I am a sleep sack lady through and through, and one of the many reasons I love them is because they can help prevent crib climbing. If your child is already in a sleep sack and it has a zipper on the front, turn the sleep sack around so he can’t take it off and then climb.  My favorite sleep sack brand is Woolino, as the toddler sleeping bags fit kids ages 2-4 (that’s what my Olivia currently wears); the fabric is not as stretchy as some of the other brands, which makes it more challenging to swing a leg over the side. Additionally, the zipper and buttons are not as easy for toddlers to remove – it zips down the side and under the feet, and the buttons are strong and on the shoulders.

Drop the Mattress

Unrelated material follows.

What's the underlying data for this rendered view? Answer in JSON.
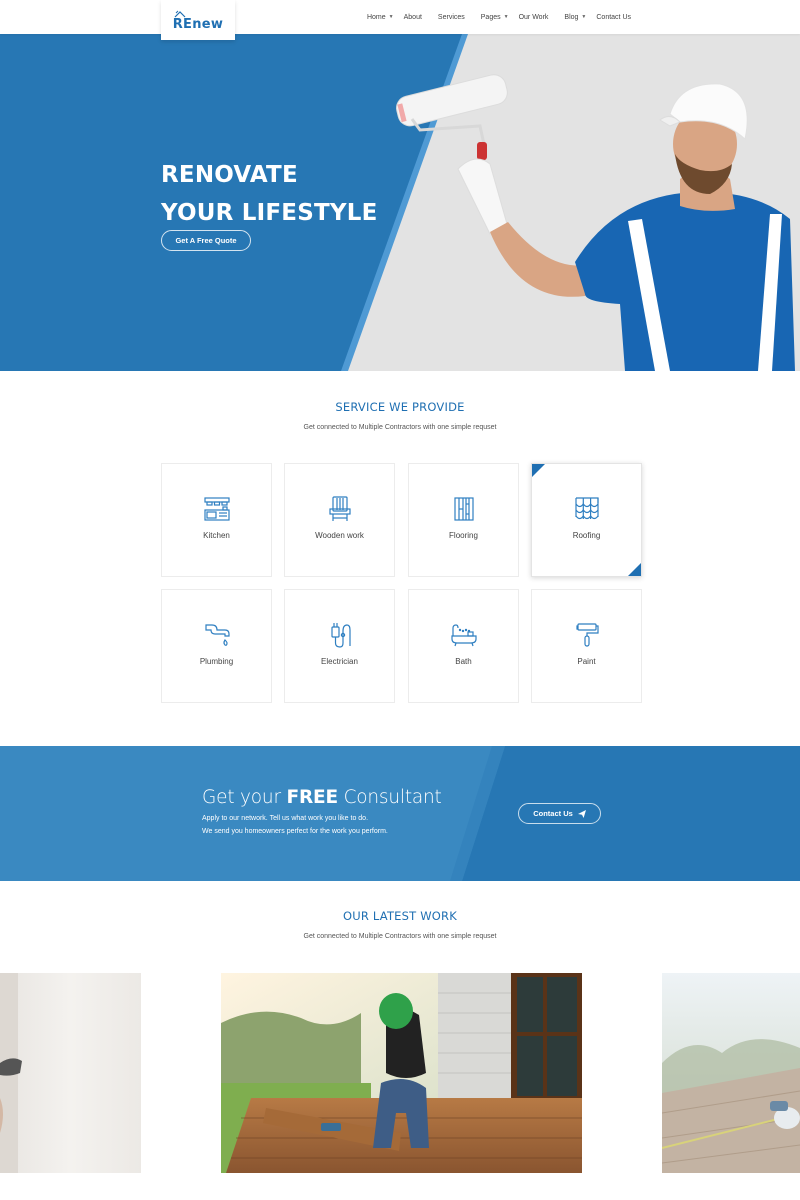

(This suggestion does not work for all cribs, so make sure you check yours!) In some cribs, you can actually lower the mattress all the way to the floor. This makes the reach/climb all the higher for your child and it’s very difficult for a little one to get over the bars. Note, however, that there should not be a gap between the mattress and crib walls when you drop it – if there is, this is not a safe option, as your child could try to crawl out between the mattress and bars.

 

I will be honest. I know there are some very determined kiddos and despite doing everything possible, nothing seems to work. I have seen parents transition their child to a big bed before the age of 3, and although it’s really not ideal, sometimes there’s no other option. If you do have to make the transition sooner than you’d hoped, make sure you have a plan, because if your child was escaping his crib, he will very likely be getting out of his new bed. So set up some bedtime expectations and make a plan for how you will reinforce them. And if you find yourself stuck or don’t know how to make a plan, don’t hesitate to reach out!

With Grace,

Lauren

July 21, 2020

Four Ways To Prevent Crib Climbing

Toddlers